Grassellino received a 2023 New Horizons in Physics Prize as a researcher for her work and impact in the particle accelerator technology and quantum science fields.
Fermilab is America’s particle physics and accelerator laboratory. Our vision is to solve the mysteries of matter, energy, space and time for the benefit of all.
Effective Sept. 6, Bonnie Fleming stepped into her new role, responsible for leading all areas of science and technology.
Fermilab welcomed IN2P3 director Reynald Pain and four other members of his leadership team on Sept. 2. IN2P3 is a major partner of the PIP-II particle accelerator project and the international Deep Underground Neutrino Experiment.
A postdoc on the PIP-II project, Wijethunga is working on investigating the presence of an electron cloud in the Fermilab Booster.
New measurements point to silicon as a major contributor to performance limitations in superconducting quantum processors
Scientists at the SQMS Center have directly probed silicon’s impact on the lifespan of superconducting qubits. The uniquely sensitive measurement helped researchers quantify how the material impacts qubit performance.
Consul General Alan Gogbashian of the British Consulate in Chicago and U.K. scientific leaders visited the lab on Aug. 24 to discuss ongoing and emerging collaborations as well as tour research facilities.
Fermilab in the news
From Yahoo Notizie (Italy), September 22, 2022: Congratulations to SQMS Center director, Anna Grassellino who received the New Horizon Prize in fundamental physics for the discovery of major improvements in the performance of superconducting radio frequency niobium cavities, with applications ranging from accelerator physics to quantum devices.
From the Big Think, September 20, 2022: Don Lincoln ponders the size of the Universe. That is the hypothetical Universe versus the actual Universe. Read more about what we don’t know and what we do know about the Universe that began almost 14 billion years ago.

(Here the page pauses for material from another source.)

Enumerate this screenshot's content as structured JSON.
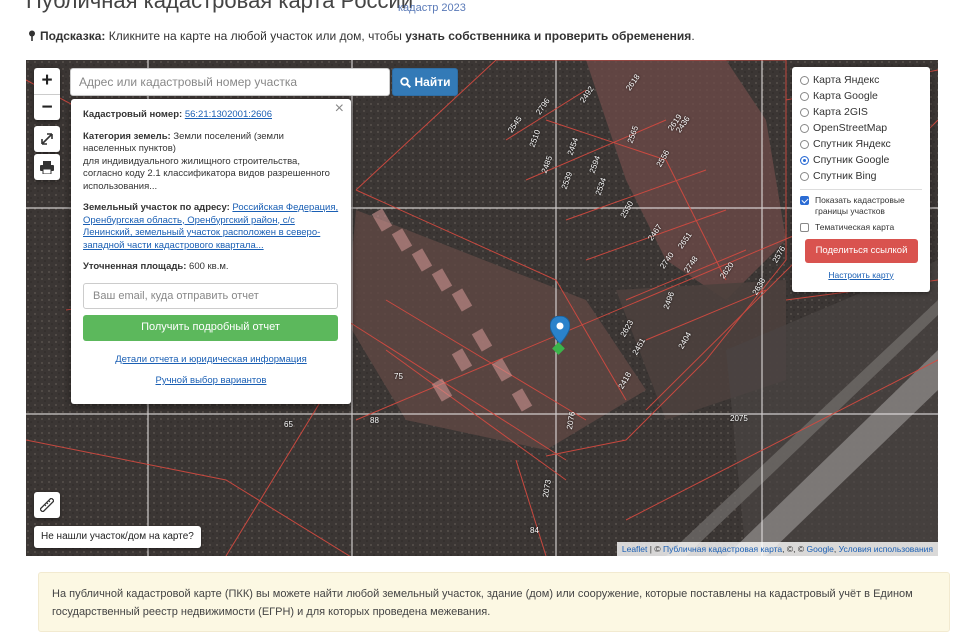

From Syracuse University, September 18, 2022: Researchers at Syracuse University have received two new grants that will expand their work with physicists from around the world on projects that include MicroBooNE, DUNE and NOvA. The support comes from the NSF and DOE and will enable graduate and undergraduate students to work on everything from detector construction and operation at Fermilab and Syracuse, to final data analysis and software development.